Federal court upholds dismissal of lawsuit against Obama’s DACA program
A federal appeals court upheld the dismissal of a lawsuit filed by immigration agents and the state of Mississippi over President Obama’s Deferred Action program for Childhood Arrivals (DACA) established in 2012.
“Neither Mississippi nor the agents have alleged a sufficiently concrete and particularized injury that would give Plaintiffs standing to challenge DACA,” reads the opinion by the 5th Circuit U.S. Court of Appeals.
The same court will hear arguments April 17 on another series of immigration actions intended to offer a relief to approximately 5 million undocumented immigrants, and which were announced by the president last year.
The first one would expand the deferred action program for undocumented youth (DACA) implemented in 2012 by allowing an additional number of "dreamers" to apply for a protection from deportation and a work permit. The second one, known as DAPA, would allow parents of American citizens or residents to apply for the same protections.

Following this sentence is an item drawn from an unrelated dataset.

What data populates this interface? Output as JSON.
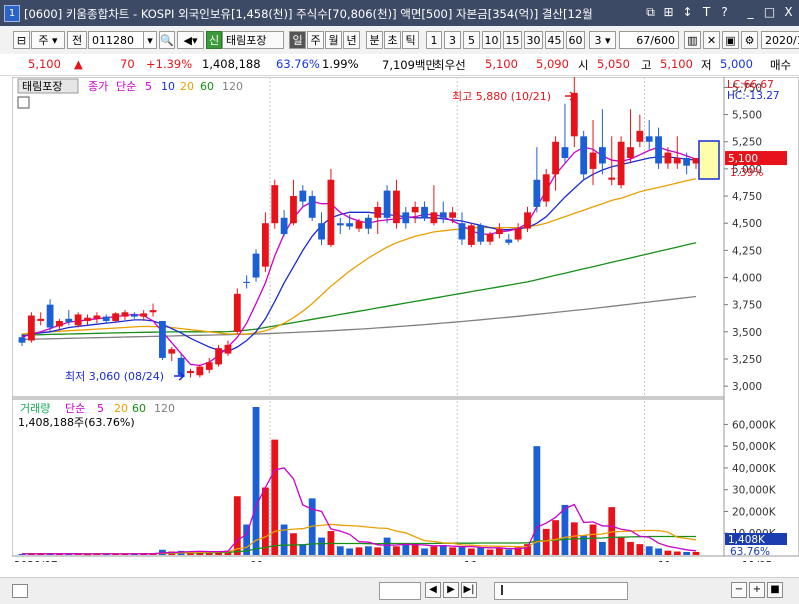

However the president’s actions were blocked last month by a Federal Judge in Texas following a lawsuit by a coalition of 26 states, and the administration filed an appeal.